> [Task to carry out]:
Once the images are set aside, return every entry exactly.

_ _ _ _

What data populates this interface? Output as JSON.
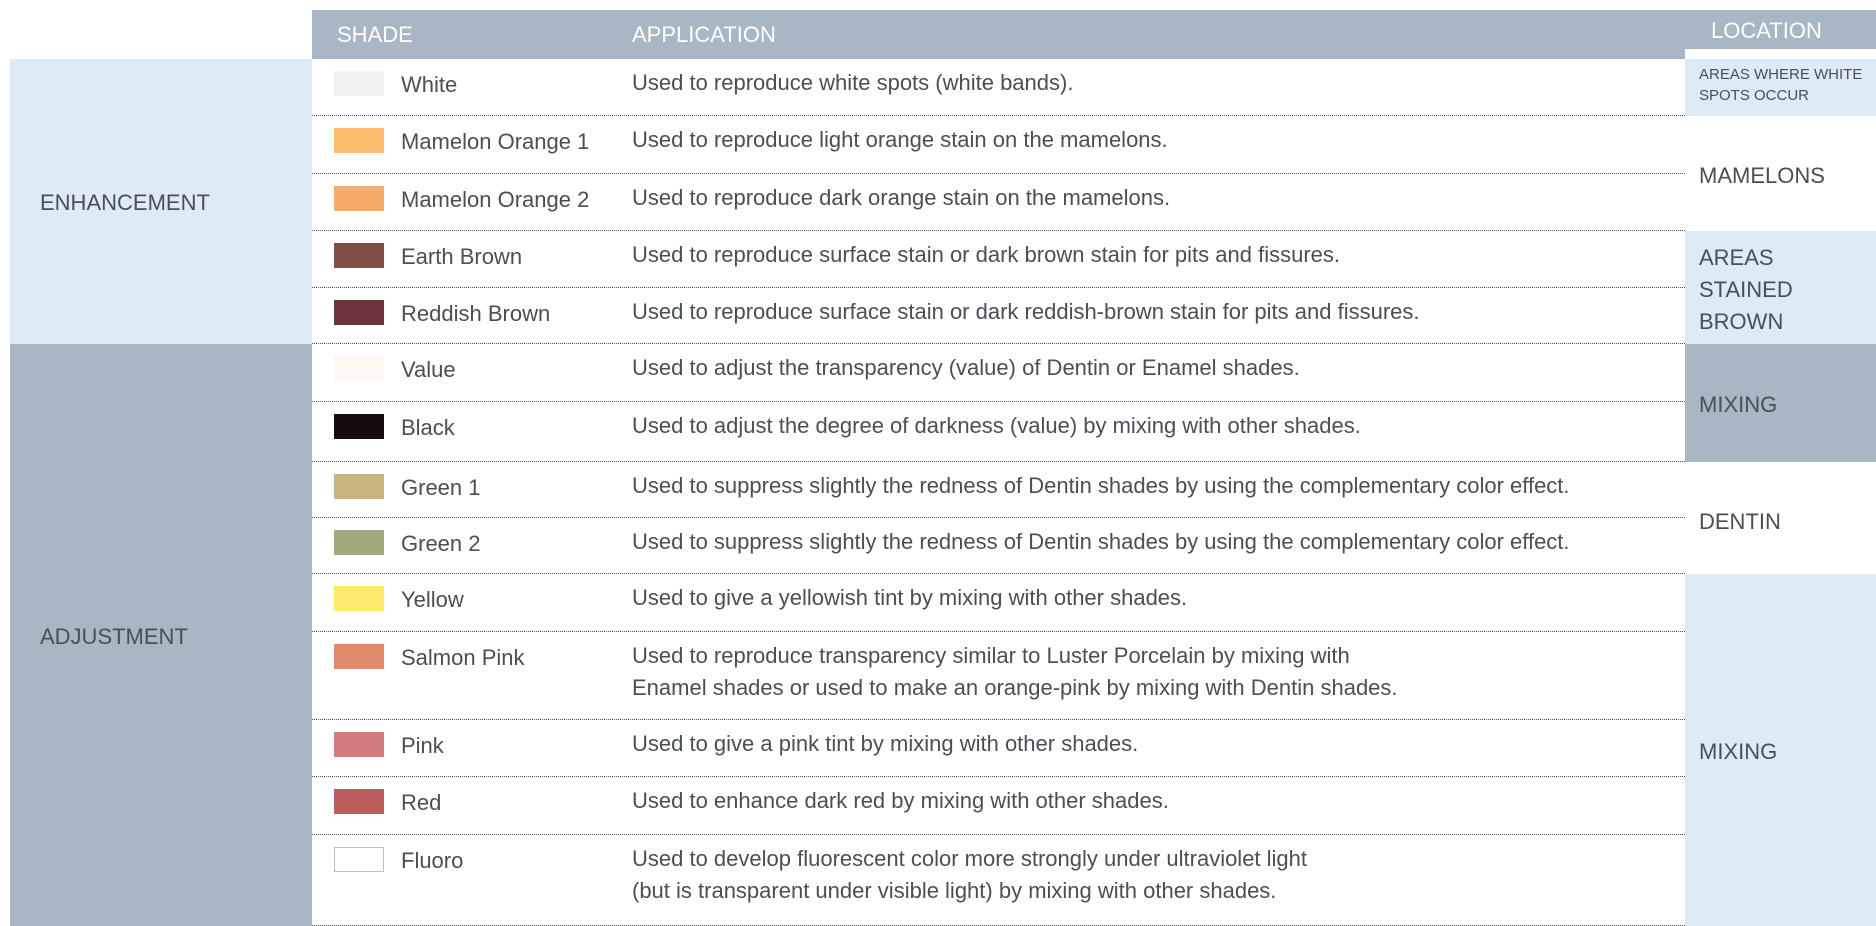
{
  "header": {
    "shade": "SHADE",
    "application": "APPLICATION",
    "location": "LOCATION"
  },
  "groups": {
    "enhancement": "ENHANCEMENT",
    "adjustment": "ADJUSTMENT"
  },
  "rows": [
    {
      "shade": "White",
      "color": "#f2f2f2",
      "app1": "Used to reproduce white spots (white bands).",
      "app2": ""
    },
    {
      "shade": "Mamelon Orange 1",
      "color": "#fbbe6e",
      "app1": "Used to reproduce light orange stain on the mamelons.",
      "app2": ""
    },
    {
      "shade": "Mamelon Orange 2",
      "color": "#f5ab6c",
      "app1": "Used to reproduce dark orange stain on the mamelons.",
      "app2": ""
    },
    {
      "shade": "Earth Brown",
      "color": "#7f5043",
      "app1": "Used to reproduce surface stain or dark brown stain for pits and fissures.",
      "app2": ""
    },
    {
      "shade": "Reddish Brown",
      "color": "#6c333a",
      "app1": "Used to reproduce surface stain or dark reddish-brown stain for pits and fissures.",
      "app2": ""
    },
    {
      "shade": "Value",
      "color": "#fbf8f2",
      "app1": "Used to adjust the transparency (value) of Dentin or Enamel shades.",
      "app2": ""
    },
    {
      "shade": "Black",
      "color": "#140c0c",
      "app1": "Used to adjust the degree of darkness (value) by mixing with other shades.",
      "app2": ""
    },
    {
      "shade": "Green 1",
      "color": "#c8b47c",
      "app1": "Used to suppress slightly the redness of Dentin shades by using the complementary color effect.",
      "app2": ""
    },
    {
      "shade": "Green 2",
      "color": "#a2a97d",
      "app1": "Used to suppress slightly the redness of Dentin shades by using the complementary color effect.",
      "app2": ""
    },
    {
      "shade": "Yellow",
      "color": "#fbea6c",
      "app1": "Used to give a yellowish tint by mixing with other shades.",
      "app2": ""
    },
    {
      "shade": "Salmon Pink",
      "color": "#e08a6e",
      "app1": "Used to reproduce transparency similar to Luster Porcelain by mixing with",
      "app2": "Enamel shades or used to make an orange-pink by mixing with Dentin shades."
    },
    {
      "shade": "Pink",
      "color": "#d27d7d",
      "app1": "Used to give a pink tint by mixing with other shades.",
      "app2": ""
    },
    {
      "shade": "Red",
      "color": "#bb5d5d",
      "app1": "Used to enhance dark red by mixing with other shades.",
      "app2": ""
    },
    {
      "shade": "Fluoro",
      "color": "#ffffff",
      "app1": "Used to develop fluorescent color more strongly under ultraviolet light",
      "app2": "(but is transparent under visible light) by mixing with other shades."
    }
  ],
  "locations": {
    "white_spots": {
      "l1": "AREAS WHERE WHITE",
      "l2": "SPOTS OCCUR"
    },
    "mamelons": "MAMELONS",
    "stained_brown": {
      "l1": "AREAS",
      "l2": "STAINED",
      "l3": "BROWN"
    },
    "mixing_1": "MIXING",
    "dentin": "DENTIN",
    "mixing_2": "MIXING"
  },
  "colors": {
    "header_bg": "#a9b6c3",
    "enhancement_bg": "#deeaf6",
    "adjustment_bg": "#a9b6c3",
    "location_light_bg": "#deeaf6",
    "location_dark_bg": "#a9b6c3"
  }
}
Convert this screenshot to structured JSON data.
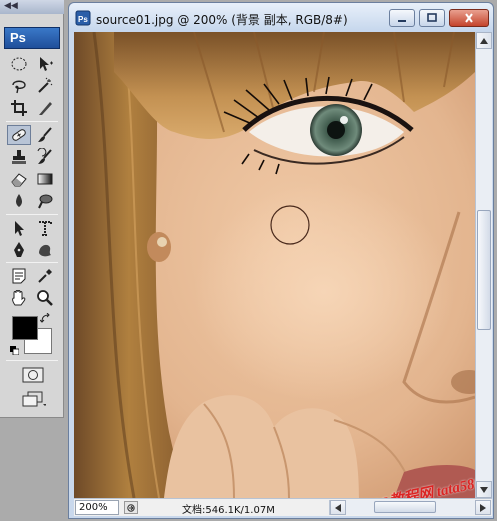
{
  "toolbox": {
    "grip": "◀◀",
    "logo": "Ps",
    "tools": [
      "marquee",
      "move",
      "lasso",
      "magic-wand",
      "crop",
      "slice",
      "healing-brush",
      "brush",
      "clone-stamp",
      "history-brush",
      "eraser",
      "gradient",
      "blur",
      "dodge",
      "path-selection",
      "type",
      "pen",
      "custom-shape",
      "notes",
      "eyedropper",
      "hand",
      "zoom"
    ],
    "selected_tool": "healing-brush",
    "foreground_color": "#000000",
    "background_color": "#ffffff"
  },
  "document": {
    "title": "source01.jpg @ 200% (背景 副本, RGB/8#)",
    "zoom": "200%",
    "doc_info": "文档:546.1K/1.07M",
    "watermark": "PS教程网 tata580.com"
  },
  "colors": {
    "title_bar": "#c5d6ec",
    "close_button": "#c4442c",
    "skin": "#e3b894",
    "hair": "#9a6a3a",
    "iris": "#5f7a6a"
  },
  "icons": {
    "doc": "ps-document-icon",
    "minimize": "minimize-icon",
    "restore": "restore-icon",
    "close": "close-icon"
  }
}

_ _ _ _

> [Solution to this problem]:
What data populates this interface? Output as JSON.
{
  "header": {
    "shade": "SHADE",
    "application": "APPLICATION",
    "location": "LOCATION"
  },
  "groups": {
    "enhancement": "ENHANCEMENT",
    "adjustment": "ADJUSTMENT"
  },
  "rows": [
    {
      "shade": "White",
      "color": "#f2f2f2",
      "app1": "Used to reproduce white spots (white bands).",
      "app2": ""
    },
    {
      "shade": "Mamelon Orange 1",
      "color": "#fbbe6e",
      "app1": "Used to reproduce light orange stain on the mamelons.",
      "app2": ""
    },
    {
      "shade": "Mamelon Orange 2",
      "color": "#f5ab6c",
      "app1": "Used to reproduce dark orange stain on the mamelons.",
      "app2": ""
    },
    {
      "shade": "Earth Brown",
      "color": "#7f5043",
      "app1": "Used to reproduce surface stain or dark brown stain for pits and fissures.",
      "app2": ""
    },
    {
      "shade": "Reddish Brown",
      "color": "#6c333a",
      "app1": "Used to reproduce surface stain or dark reddish-brown stain for pits and fissures.",
      "app2": ""
    },
    {
      "shade": "Value",
      "color": "#fbf8f2",
      "app1": "Used to adjust the transparency (value) of Dentin or Enamel shades.",
      "app2": ""
    },
    {
      "shade": "Black",
      "color": "#140c0c",
      "app1": "Used to adjust the degree of darkness (value) by mixing with other shades.",
      "app2": ""
    },
    {
      "shade": "Green 1",
      "color": "#c8b47c",
      "app1": "Used to suppress slightly the redness of Dentin shades by using the complementary color effect.",
      "app2": ""
    },
    {
      "shade": "Green 2",
      "color": "#a2a97d",
      "app1": "Used to suppress slightly the redness of Dentin shades by using the complementary color effect.",
      "app2": ""
    },
    {
      "shade": "Yellow",
      "color": "#fbea6c",
      "app1": "Used to give a yellowish tint by mixing with other shades.",
      "app2": ""
    },
    {
      "shade": "Salmon Pink",
      "color": "#e08a6e",
      "app1": "Used to reproduce transparency similar to Luster Porcelain by mixing with",
      "app2": "Enamel shades or used to make an orange-pink by mixing with Dentin shades."
    },
    {
      "shade": "Pink",
      "color": "#d27d7d",
      "app1": "Used to give a pink tint by mixing with other shades.",
      "app2": ""
    },
    {
      "shade": "Red",
      "color": "#bb5d5d",
      "app1": "Used to enhance dark red by mixing with other shades.",
      "app2": ""
    },
    {
      "shade": "Fluoro",
      "color": "#ffffff",
      "app1": "Used to develop fluorescent color more strongly under ultraviolet light",
      "app2": "(but is transparent under visible light) by mixing with other shades."
    }
  ],
  "locations": {
    "white_spots": {
      "l1": "AREAS WHERE WHITE",
      "l2": "SPOTS OCCUR"
    },
    "mamelons": "MAMELONS",
    "stained_brown": {
      "l1": "AREAS",
      "l2": "STAINED",
      "l3": "BROWN"
    },
    "mixing_1": "MIXING",
    "dentin": "DENTIN",
    "mixing_2": "MIXING"
  },
  "colors": {
    "header_bg": "#a9b6c3",
    "enhancement_bg": "#deeaf6",
    "adjustment_bg": "#a9b6c3",
    "location_light_bg": "#deeaf6",
    "location_dark_bg": "#a9b6c3"
  }
}
Convert this screenshot to structured JSON data.
{
  "toolbox": {
    "grip": "◀◀",
    "logo": "Ps",
    "tools": [
      "marquee",
      "move",
      "lasso",
      "magic-wand",
      "crop",
      "slice",
      "healing-brush",
      "brush",
      "clone-stamp",
      "history-brush",
      "eraser",
      "gradient",
      "blur",
      "dodge",
      "path-selection",
      "type",
      "pen",
      "custom-shape",
      "notes",
      "eyedropper",
      "hand",
      "zoom"
    ],
    "selected_tool": "healing-brush",
    "foreground_color": "#000000",
    "background_color": "#ffffff"
  },
  "document": {
    "title": "source01.jpg @ 200% (背景 副本, RGB/8#)",
    "zoom": "200%",
    "doc_info": "文档:546.1K/1.07M",
    "watermark": "PS教程网 tata580.com"
  },
  "colors": {
    "title_bar": "#c5d6ec",
    "close_button": "#c4442c",
    "skin": "#e3b894",
    "hair": "#9a6a3a",
    "iris": "#5f7a6a"
  },
  "icons": {
    "doc": "ps-document-icon",
    "minimize": "minimize-icon",
    "restore": "restore-icon",
    "close": "close-icon"
  }
}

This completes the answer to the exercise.